The numbers of men who had joined the armed forces created vacancies it was hard to fill in schools and on farms. Vocational training for schoolchildren was almost wiped out. Meanwhile Reading University was at the forefront of training women to take the pace of absent men on local farms.

Report of Education Committee, 29 April 1916

CADET TRAINING

The Chairman has attended a meeting called by the Lord Mayor at the Mansion House on 19 April for the purpose of considering a Scheme for systematic naval and military training of boys on voluntary lines.

On the suggestion of the Chairman, a small Sub-committee has been appointed to go into the matter and report to the Committee thereon and on any suggestions made by the Lord Mayor.

The Sub-committee appointed are as follows:
The Chairman of the Committee
The Vice-Chairman
The Principal of the Reading University College
with power to add to their number.

Higher Education Sub-committee report, 29 April 1916

PUPIL TEACHERS

H Humphries, a Pupil Teacher at the Roysse’s School, Abingdon, has enlisted although not yet 18 years of age, and the Sub-committee are in communication with the parent as to the payment of the fine under the terms of his agreement.

School Management Sub-committee report, 29 April 1916

TEACHING STAFF

The Sub-committee have decided that all members of the teaching staff on Military Service, including those enlisting after 6 November, shall be retained on the nominal teaching staff of their respective schools during the period of the war…

AMALGAMATION OF SCHOOLS DURING THE PERIOD OF THE WAR

The Managers of Earley Schools have agreed to amalgamate their Infants’ Department with the Mixed School for he period of the war; and this was carried into effect on 1 April.

SPECIAL SUBJECTS

The Sub-committee have decided not to take steps to fill vacancies caused by the enlistment of manual instructors. The following Centres are now closed: Bourton, Faringdon, Hungerford, Crowthorne, and Wokingham. Those at Abingdon, Wallingford and Didcot will be closed when the Instructor is called up.

The Sub-committee have approved a class in gardening at Wokingham St Sebastian’s School. The proposed class at Holyport has been postponed owing to the depletion of the staff through enlistment.

Report of Agricultural Instruction Committee, 29 April 1916

TRAINING OF WOMEN

The Berkshire Committee on Women and Farm Labour, to whom a grant has been made in aid of the training of women for farm work, has submitted a report for the quarter ended 31 March, 1916. The financial statement which accompanies the report shows that there is a balance in hand of £9.13s.0d out of the grant of £50 already made by the Council.

The Committee have, up to the present, placed 15 women on farms in Berkshire.
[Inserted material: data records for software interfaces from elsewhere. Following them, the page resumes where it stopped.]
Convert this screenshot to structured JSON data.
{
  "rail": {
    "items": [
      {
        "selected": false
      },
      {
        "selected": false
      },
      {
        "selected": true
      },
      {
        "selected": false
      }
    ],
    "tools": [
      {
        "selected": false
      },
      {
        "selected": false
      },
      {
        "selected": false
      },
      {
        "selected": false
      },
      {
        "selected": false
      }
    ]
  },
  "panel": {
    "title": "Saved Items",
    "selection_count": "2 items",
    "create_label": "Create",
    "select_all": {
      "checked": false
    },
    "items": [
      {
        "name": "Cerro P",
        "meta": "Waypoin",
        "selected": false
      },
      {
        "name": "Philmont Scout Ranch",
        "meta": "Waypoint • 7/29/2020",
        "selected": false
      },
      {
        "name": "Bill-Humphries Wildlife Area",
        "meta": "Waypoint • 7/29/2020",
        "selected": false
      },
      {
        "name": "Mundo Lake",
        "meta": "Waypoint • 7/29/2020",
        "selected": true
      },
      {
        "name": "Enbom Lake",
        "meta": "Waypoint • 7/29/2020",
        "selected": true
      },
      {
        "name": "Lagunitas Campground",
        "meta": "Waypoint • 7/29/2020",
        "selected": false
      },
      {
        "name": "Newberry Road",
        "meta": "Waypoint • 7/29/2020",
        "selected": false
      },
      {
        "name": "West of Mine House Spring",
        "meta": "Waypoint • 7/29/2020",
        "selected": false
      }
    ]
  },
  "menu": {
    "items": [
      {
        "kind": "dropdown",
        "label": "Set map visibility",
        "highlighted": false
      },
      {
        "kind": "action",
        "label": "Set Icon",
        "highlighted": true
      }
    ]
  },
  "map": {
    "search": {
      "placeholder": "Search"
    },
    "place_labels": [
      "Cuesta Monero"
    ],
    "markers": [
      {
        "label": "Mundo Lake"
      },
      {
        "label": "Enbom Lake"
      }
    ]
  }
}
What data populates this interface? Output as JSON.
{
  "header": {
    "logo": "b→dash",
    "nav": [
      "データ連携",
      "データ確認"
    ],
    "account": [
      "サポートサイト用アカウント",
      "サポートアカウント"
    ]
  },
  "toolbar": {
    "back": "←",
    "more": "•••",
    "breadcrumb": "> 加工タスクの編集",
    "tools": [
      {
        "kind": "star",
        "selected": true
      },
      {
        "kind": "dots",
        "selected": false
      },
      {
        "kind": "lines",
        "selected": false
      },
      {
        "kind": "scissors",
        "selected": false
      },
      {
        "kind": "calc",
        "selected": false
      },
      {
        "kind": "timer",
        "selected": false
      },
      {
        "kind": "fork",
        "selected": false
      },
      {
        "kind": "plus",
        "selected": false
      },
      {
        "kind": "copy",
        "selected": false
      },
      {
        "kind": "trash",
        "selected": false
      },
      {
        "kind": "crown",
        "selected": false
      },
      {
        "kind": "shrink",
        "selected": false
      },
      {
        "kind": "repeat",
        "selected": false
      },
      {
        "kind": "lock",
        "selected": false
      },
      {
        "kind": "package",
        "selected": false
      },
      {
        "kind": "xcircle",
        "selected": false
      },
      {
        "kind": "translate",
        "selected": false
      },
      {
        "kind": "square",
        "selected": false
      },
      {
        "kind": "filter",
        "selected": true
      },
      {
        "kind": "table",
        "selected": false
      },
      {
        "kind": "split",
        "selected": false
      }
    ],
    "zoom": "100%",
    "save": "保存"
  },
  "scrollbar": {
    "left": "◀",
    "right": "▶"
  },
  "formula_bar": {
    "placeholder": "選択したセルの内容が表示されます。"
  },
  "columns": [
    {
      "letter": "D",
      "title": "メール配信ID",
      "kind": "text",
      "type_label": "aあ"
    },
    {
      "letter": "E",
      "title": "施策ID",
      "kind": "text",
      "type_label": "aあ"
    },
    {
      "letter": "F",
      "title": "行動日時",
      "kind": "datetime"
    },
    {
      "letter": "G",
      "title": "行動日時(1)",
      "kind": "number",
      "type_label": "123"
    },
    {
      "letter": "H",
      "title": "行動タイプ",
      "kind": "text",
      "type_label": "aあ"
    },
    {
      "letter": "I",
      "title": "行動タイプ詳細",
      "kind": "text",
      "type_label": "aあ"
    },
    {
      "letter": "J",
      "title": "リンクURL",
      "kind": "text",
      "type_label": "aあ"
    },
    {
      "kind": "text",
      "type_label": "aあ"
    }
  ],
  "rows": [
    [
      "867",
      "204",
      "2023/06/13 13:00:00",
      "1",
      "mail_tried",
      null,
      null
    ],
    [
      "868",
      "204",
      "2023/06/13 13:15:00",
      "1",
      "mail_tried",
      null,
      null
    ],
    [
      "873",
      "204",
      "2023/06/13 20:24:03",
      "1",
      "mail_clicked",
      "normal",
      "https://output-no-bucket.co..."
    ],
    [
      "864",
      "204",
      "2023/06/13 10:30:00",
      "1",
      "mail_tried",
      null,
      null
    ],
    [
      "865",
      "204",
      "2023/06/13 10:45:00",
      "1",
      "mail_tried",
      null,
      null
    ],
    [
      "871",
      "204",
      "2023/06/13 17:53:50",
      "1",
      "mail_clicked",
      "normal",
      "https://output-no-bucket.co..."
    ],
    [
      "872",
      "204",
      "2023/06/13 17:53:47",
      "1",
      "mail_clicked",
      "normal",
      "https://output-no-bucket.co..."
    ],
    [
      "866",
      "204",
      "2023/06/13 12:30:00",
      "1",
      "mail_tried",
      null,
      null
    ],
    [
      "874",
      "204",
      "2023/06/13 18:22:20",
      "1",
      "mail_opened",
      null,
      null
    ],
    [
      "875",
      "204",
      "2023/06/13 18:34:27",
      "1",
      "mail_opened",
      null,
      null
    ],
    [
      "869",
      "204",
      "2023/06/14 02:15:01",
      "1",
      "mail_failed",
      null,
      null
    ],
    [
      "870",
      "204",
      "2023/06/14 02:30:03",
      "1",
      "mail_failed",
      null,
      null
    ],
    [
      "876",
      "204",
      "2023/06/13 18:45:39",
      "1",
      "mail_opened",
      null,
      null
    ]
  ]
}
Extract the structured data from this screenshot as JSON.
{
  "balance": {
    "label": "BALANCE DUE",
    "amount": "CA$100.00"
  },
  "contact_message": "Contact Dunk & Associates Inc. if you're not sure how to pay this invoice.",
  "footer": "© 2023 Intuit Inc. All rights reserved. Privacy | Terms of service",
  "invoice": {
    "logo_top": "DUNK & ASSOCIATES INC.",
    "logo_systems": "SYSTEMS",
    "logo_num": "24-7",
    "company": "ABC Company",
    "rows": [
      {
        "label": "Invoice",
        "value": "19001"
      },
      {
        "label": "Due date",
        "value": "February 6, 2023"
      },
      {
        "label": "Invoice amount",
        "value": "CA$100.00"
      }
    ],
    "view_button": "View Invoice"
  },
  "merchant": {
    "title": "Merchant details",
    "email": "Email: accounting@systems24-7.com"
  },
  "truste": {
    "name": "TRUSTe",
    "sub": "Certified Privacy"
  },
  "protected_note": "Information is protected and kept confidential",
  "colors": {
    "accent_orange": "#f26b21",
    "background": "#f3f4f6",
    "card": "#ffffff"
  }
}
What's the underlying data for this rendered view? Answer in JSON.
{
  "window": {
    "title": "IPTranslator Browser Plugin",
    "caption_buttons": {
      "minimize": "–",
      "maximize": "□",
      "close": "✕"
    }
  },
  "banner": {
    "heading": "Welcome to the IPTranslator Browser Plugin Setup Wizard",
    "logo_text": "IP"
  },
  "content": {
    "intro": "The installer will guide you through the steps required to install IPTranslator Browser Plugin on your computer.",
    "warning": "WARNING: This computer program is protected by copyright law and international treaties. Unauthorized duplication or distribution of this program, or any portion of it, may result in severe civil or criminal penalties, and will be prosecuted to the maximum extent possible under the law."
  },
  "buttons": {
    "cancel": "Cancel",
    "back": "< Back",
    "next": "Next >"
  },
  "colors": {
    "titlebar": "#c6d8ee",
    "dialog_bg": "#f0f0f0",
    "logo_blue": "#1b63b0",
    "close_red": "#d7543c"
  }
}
Of this number, 8 were trained at the Reading College farm, and 3 received their instruction from the farmers by whom they are now employed. Four other women, whose services are already bespoken, are receiving instruction from farmers and will shortly be ready to commence work.

Reports of and to Berkshire Education Committee (C/CL/C1/1/19)